EXERCISE: Look through the records and copy each line with the string "DSGVO" in it.

[Source data]

[Start of section]

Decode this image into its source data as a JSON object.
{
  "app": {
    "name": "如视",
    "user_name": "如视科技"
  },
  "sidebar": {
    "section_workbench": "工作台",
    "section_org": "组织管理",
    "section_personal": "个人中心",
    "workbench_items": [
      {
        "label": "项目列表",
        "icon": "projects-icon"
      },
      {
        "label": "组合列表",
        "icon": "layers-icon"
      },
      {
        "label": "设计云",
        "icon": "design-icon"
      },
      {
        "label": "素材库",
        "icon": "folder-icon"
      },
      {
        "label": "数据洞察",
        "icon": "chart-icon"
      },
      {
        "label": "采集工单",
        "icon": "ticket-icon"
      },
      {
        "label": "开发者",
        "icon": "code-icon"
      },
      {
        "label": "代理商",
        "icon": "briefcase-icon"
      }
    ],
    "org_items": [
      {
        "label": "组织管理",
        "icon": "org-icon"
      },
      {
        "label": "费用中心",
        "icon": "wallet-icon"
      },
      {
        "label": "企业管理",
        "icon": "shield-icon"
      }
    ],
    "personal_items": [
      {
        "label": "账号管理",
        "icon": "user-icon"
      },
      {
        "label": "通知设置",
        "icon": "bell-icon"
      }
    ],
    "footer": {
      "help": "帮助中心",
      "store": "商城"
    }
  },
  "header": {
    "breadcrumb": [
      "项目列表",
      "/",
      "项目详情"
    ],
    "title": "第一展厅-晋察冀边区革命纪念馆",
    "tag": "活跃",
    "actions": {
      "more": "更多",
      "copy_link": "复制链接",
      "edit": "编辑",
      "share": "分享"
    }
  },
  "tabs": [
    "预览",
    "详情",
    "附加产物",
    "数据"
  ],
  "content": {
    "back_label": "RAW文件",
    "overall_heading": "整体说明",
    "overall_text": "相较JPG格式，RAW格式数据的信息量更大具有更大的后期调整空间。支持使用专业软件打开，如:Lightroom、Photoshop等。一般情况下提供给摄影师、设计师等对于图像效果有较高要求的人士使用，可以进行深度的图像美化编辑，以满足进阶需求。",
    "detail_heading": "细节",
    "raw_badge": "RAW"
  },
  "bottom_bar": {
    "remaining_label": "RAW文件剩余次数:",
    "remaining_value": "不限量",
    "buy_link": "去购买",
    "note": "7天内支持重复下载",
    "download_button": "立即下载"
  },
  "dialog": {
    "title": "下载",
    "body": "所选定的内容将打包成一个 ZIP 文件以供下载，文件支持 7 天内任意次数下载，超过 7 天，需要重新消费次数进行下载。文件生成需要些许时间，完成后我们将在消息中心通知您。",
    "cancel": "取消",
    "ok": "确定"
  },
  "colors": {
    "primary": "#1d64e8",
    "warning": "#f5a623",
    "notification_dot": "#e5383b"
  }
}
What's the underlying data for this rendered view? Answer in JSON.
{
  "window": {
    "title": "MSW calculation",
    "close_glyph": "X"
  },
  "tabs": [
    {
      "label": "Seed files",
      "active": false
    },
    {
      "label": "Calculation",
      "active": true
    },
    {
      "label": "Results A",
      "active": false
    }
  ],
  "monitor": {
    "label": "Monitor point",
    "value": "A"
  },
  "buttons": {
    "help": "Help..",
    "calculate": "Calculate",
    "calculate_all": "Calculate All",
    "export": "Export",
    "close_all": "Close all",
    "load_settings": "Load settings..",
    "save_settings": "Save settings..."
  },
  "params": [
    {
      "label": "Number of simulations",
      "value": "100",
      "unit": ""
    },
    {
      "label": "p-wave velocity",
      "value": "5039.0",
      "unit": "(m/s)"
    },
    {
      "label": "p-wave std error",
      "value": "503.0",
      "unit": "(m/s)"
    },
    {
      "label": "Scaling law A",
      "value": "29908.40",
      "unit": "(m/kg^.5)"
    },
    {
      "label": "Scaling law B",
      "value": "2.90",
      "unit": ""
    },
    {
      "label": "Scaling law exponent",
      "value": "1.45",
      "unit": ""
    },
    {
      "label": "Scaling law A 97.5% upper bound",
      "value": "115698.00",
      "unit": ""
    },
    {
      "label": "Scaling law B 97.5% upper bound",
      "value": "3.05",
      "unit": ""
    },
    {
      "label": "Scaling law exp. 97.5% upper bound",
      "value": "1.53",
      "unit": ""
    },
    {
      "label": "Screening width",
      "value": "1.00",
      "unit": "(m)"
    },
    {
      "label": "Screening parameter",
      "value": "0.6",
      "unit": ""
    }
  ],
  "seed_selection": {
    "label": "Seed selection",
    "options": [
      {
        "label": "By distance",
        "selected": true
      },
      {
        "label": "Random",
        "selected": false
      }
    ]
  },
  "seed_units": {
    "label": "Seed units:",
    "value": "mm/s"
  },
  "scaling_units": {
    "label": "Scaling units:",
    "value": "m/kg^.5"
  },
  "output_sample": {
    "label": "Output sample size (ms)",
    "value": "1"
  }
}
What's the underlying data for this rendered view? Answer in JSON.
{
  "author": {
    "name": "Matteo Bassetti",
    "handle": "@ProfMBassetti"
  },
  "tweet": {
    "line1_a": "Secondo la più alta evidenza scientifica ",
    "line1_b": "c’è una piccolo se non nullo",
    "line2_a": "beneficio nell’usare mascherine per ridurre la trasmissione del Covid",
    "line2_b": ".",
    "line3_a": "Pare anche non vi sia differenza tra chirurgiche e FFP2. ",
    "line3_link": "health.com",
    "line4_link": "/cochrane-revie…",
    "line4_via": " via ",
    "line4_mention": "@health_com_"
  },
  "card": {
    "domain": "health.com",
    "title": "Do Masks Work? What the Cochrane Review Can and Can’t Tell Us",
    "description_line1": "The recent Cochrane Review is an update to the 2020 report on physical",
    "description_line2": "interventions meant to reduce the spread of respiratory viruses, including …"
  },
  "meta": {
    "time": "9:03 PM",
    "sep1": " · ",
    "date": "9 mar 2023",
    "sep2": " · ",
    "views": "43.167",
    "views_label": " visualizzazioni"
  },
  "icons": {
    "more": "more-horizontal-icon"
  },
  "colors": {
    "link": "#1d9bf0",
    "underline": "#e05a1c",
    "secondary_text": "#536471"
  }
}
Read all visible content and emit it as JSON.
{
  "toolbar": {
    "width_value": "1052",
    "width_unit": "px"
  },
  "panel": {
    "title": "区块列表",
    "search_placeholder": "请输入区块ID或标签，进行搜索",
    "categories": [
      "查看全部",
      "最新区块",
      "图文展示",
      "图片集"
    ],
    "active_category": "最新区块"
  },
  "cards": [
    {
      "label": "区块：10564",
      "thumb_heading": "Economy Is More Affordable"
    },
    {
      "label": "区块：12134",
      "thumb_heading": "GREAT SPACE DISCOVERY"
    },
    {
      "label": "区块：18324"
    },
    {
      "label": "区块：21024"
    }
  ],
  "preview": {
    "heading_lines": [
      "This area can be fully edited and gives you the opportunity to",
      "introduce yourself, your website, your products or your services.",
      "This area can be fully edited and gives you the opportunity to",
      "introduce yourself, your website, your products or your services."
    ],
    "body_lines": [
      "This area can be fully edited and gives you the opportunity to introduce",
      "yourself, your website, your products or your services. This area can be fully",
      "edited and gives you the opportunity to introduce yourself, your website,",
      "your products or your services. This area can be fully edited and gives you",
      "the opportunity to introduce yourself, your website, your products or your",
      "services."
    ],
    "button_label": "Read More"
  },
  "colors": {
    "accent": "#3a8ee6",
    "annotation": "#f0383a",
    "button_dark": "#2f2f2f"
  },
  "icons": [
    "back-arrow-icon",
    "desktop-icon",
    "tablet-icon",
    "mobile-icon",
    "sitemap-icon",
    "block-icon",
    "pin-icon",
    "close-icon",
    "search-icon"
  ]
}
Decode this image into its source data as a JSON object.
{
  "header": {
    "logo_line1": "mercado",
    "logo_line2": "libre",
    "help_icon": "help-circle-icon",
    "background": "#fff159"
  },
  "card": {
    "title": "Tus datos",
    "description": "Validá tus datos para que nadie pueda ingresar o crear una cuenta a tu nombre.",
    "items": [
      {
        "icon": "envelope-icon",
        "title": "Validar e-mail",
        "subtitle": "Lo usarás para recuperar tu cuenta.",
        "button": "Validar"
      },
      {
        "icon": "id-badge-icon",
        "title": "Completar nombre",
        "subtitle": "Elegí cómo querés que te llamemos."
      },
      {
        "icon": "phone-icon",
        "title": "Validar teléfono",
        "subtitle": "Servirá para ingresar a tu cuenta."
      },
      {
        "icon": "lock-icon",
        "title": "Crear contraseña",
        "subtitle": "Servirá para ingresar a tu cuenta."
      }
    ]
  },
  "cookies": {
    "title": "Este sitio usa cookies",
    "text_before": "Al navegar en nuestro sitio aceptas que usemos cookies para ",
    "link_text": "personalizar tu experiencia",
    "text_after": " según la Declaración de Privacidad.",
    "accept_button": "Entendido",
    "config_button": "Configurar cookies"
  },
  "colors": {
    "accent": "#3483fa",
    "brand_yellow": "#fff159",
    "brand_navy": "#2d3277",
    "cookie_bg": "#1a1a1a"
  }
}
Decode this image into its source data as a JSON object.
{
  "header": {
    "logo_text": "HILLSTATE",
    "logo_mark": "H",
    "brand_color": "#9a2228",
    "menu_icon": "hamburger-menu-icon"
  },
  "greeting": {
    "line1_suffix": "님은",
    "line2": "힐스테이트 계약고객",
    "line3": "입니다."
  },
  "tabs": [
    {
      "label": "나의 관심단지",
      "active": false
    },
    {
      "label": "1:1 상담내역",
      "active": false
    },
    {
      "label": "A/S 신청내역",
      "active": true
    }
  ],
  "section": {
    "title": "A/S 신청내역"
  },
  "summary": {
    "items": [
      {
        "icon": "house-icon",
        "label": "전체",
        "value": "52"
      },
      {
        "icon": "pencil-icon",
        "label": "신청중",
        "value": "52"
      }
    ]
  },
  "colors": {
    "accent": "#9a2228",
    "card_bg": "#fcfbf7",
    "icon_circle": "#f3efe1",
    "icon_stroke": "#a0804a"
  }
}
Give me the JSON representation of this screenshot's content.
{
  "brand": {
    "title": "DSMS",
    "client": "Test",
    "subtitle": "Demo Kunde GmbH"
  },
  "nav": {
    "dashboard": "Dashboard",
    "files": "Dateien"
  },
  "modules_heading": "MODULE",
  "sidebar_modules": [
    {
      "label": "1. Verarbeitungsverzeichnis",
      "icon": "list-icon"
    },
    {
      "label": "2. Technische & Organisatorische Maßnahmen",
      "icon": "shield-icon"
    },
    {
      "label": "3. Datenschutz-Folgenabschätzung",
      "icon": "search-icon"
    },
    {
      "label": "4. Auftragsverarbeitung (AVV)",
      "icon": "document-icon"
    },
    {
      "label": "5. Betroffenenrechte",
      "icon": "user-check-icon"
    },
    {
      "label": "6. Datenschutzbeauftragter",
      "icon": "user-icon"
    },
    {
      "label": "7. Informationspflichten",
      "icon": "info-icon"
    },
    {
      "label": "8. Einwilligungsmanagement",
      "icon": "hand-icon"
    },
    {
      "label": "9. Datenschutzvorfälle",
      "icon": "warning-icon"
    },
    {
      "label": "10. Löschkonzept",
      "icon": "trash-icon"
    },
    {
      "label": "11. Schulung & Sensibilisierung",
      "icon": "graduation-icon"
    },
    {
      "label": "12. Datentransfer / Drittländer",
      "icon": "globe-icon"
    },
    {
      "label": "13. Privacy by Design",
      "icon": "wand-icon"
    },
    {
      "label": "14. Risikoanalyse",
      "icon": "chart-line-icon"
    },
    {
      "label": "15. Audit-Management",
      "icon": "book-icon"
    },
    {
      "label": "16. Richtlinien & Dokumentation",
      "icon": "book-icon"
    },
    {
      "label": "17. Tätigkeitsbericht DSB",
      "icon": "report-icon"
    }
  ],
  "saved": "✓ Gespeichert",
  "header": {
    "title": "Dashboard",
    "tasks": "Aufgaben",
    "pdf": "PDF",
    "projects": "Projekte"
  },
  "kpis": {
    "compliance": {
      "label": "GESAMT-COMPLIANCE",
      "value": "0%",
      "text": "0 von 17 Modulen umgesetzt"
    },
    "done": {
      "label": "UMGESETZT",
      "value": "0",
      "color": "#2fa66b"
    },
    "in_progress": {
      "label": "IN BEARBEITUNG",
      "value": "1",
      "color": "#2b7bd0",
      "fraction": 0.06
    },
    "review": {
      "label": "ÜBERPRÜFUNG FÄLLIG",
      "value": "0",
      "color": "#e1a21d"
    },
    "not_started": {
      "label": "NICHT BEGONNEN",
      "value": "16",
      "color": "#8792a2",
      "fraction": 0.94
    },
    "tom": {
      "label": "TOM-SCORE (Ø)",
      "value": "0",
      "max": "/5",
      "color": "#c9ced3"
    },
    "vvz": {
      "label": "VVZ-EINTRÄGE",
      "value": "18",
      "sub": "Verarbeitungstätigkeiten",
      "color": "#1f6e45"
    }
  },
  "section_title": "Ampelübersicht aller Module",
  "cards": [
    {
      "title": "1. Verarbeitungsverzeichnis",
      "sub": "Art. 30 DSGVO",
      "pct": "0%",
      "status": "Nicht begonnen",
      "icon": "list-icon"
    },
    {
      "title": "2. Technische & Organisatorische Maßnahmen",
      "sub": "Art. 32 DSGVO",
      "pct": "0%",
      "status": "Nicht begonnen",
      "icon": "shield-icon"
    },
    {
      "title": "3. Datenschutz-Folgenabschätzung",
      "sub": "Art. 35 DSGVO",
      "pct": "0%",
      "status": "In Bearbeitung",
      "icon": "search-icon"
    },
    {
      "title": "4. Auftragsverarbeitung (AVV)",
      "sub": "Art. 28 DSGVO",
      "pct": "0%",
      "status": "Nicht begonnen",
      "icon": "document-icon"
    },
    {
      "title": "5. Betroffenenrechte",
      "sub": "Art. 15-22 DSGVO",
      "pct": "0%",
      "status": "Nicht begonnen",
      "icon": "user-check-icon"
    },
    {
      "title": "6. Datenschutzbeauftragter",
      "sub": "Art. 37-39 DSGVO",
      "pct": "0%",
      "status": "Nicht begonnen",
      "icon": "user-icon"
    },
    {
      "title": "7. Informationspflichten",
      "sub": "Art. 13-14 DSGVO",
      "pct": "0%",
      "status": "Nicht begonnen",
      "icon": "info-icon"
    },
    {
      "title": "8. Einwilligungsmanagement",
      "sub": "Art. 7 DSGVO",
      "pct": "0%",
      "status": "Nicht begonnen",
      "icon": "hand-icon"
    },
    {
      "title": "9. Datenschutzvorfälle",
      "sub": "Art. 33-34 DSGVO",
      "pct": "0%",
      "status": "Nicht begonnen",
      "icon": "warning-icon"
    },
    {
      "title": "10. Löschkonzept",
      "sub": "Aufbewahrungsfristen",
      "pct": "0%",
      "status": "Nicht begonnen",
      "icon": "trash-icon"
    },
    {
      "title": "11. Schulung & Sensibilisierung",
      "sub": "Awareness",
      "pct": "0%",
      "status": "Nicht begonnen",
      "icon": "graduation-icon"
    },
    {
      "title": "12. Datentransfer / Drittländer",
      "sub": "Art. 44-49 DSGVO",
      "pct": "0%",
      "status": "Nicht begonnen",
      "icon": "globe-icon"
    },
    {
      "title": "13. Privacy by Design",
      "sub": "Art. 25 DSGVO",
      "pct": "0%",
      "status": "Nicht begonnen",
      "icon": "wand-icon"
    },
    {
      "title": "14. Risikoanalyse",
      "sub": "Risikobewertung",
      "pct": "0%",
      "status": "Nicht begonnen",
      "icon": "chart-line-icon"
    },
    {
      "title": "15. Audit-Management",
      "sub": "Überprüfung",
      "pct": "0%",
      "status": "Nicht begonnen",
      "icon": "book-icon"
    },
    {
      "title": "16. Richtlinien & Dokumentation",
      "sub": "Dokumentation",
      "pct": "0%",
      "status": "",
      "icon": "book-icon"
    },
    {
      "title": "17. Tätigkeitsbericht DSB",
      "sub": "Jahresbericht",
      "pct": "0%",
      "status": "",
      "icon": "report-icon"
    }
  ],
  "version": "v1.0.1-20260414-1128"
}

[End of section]

ANSWER BOX:
      "sub": "Art. 30 DSGVO",
      "sub": "Art. 32 DSGVO",
      "sub": "Art. 35 DSGVO",
      "sub": "Art. 28 DSGVO",
      "sub": "Art. 15-22 DSGVO",
      "sub": "Art. 37-39 DSGVO",
      "sub": "Art. 13-14 DSGVO",
      "sub": "Art. 7 DSGVO",
      "sub": "Art. 33-34 DSGVO",
      "sub": "Art. 44-49 DSGVO",
      "sub": "Art. 25 DSGVO",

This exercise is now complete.